Writing groups facilitate the development of research students' written communication skills, which are critical for the competent preparation of theses and publications. This paper describes a Thesis Writing Group for social science doctoral students. Participants indicated that the group not only served a practical role, providing an impetus for the consideration and production of different components of their theses, but also served psychological purposes, fostering positive attitudinal changes such as enhanced motivation, increased confidence and a more positive outlook on the writing process.

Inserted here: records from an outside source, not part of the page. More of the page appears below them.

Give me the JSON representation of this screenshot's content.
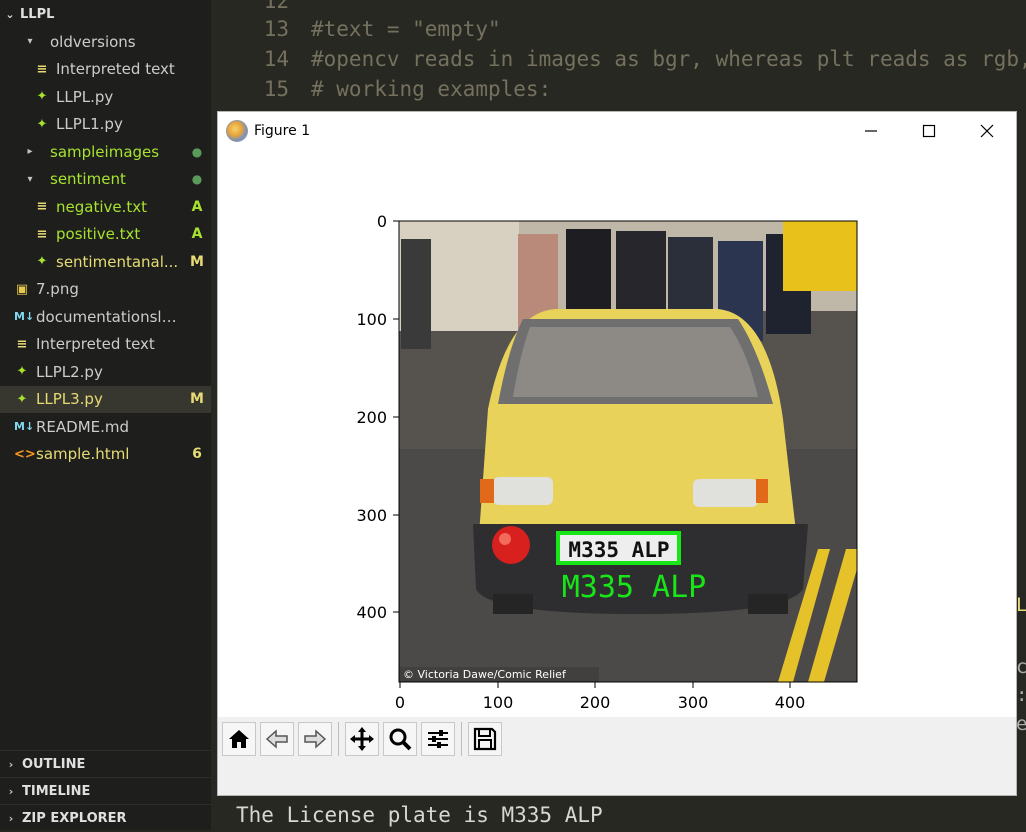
{
  "sidebar": {
    "root_label": "LLPL",
    "items": [
      {
        "label": "oldversions",
        "type": "folder",
        "expanded": true,
        "icon": "folder",
        "color": "#cccccc",
        "badge": ""
      },
      {
        "label": "Interpreted text",
        "type": "file",
        "icon": "text-file-icon",
        "color": "#cccccc",
        "badge": ""
      },
      {
        "label": "LLPL.py",
        "type": "file",
        "icon": "python-icon",
        "color": "#cccccc",
        "badge": ""
      },
      {
        "label": "LLPL1.py",
        "type": "file",
        "icon": "python-icon",
        "color": "#cccccc",
        "badge": ""
      },
      {
        "label": "sampleimages",
        "type": "folder",
        "expanded": false,
        "icon": "folder",
        "color": "#a6e22e",
        "badge": "●"
      },
      {
        "label": "sentiment",
        "type": "folder",
        "expanded": true,
        "icon": "folder",
        "color": "#a6e22e",
        "badge": "●"
      },
      {
        "label": "negative.txt",
        "type": "file",
        "icon": "text-file-icon",
        "color": "#a6e22e",
        "badge": "A"
      },
      {
        "label": "positive.txt",
        "type": "file",
        "icon": "text-file-icon",
        "color": "#a6e22e",
        "badge": "A"
      },
      {
        "label": "sentimentanal...",
        "type": "file",
        "icon": "python-icon",
        "color": "#e6db74",
        "badge": "M"
      },
      {
        "label": "7.png",
        "type": "file",
        "icon": "image-icon",
        "color": "#cccccc",
        "badge": ""
      },
      {
        "label": "documentationslashb...",
        "type": "file",
        "icon": "markdown-icon",
        "color": "#cccccc",
        "badge": ""
      },
      {
        "label": "Interpreted text",
        "type": "file",
        "icon": "text-file-icon",
        "color": "#cccccc",
        "badge": ""
      },
      {
        "label": "LLPL2.py",
        "type": "file",
        "icon": "python-icon",
        "color": "#cccccc",
        "badge": ""
      },
      {
        "label": "LLPL3.py",
        "type": "file",
        "icon": "python-icon",
        "color": "#e6db74",
        "badge": "M",
        "selected": true
      },
      {
        "label": "README.md",
        "type": "file",
        "icon": "markdown-icon",
        "color": "#cccccc",
        "badge": ""
      },
      {
        "label": "sample.html",
        "type": "file",
        "icon": "html-icon",
        "color": "#e6db74",
        "badge": "6"
      }
    ],
    "bottom_sections": [
      "OUTLINE",
      "TIMELINE",
      "ZIP EXPLORER"
    ]
  },
  "editor": {
    "lines": [
      {
        "num": "12",
        "text": ""
      },
      {
        "num": "13",
        "text": "#text = \"empty\""
      },
      {
        "num": "14",
        "text": "#opencv reads in images as bgr, whereas plt reads as rgb,"
      },
      {
        "num": "15",
        "text": "# working examples:"
      }
    ],
    "terminal_output": "The License plate is M335 ALP",
    "edge_chars": [
      "L",
      "c",
      ":",
      "e"
    ]
  },
  "figure": {
    "title": "Figure 1",
    "minimize_glyph": "—",
    "maximize_glyph": "☐",
    "close_glyph": "✕",
    "x_ticks": [
      "0",
      "100",
      "200",
      "300",
      "400"
    ],
    "y_ticks": [
      "0",
      "100",
      "200",
      "300",
      "400"
    ],
    "plate_text": "M335 ALP",
    "detected_text": "M335 ALP",
    "photo_credit": "© Victoria Dawe/Comic Relief",
    "toolbar_buttons": [
      "home-icon",
      "back-icon",
      "forward-icon",
      "pan-icon",
      "zoom-icon",
      "configure-subplots-icon",
      "save-icon"
    ]
  },
  "colors": {
    "sidebar_bg": "#1e1f1c",
    "editor_bg": "#272822",
    "accent_green": "#a6e22e",
    "modified_gold": "#e6db74",
    "detection_green": "#18e618"
  }
}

While doctoral education and postgraduate supervision might be heavily researched in the context of ‘effective supervision’, this is still an acutely under‐theorised field. This article responds to the call for more explicit theorising of postgraduate supervision by exploring doctoral education as academic subjectification, and supervision as a process of ‘category boundary work’. It is argued that postgraduate supervision entails a relationship in which the boundaries around what constitutes culturally intelligible academic performativity, ‘academicity’, are negotiated, maintained, challenged and reconstructed. The concept of category boundary work is put to work in a brief analysis of the ways in which it is performed by, respectively, a supervisor and supervisee within the social sciences. The article aims to provide a perspective and an analytical tool which can be applied in context‐sensitive ways, across disciplinary, institutional, biographic and national settings, to produce significant insight into how academic cultures and subjectivities are re/produced.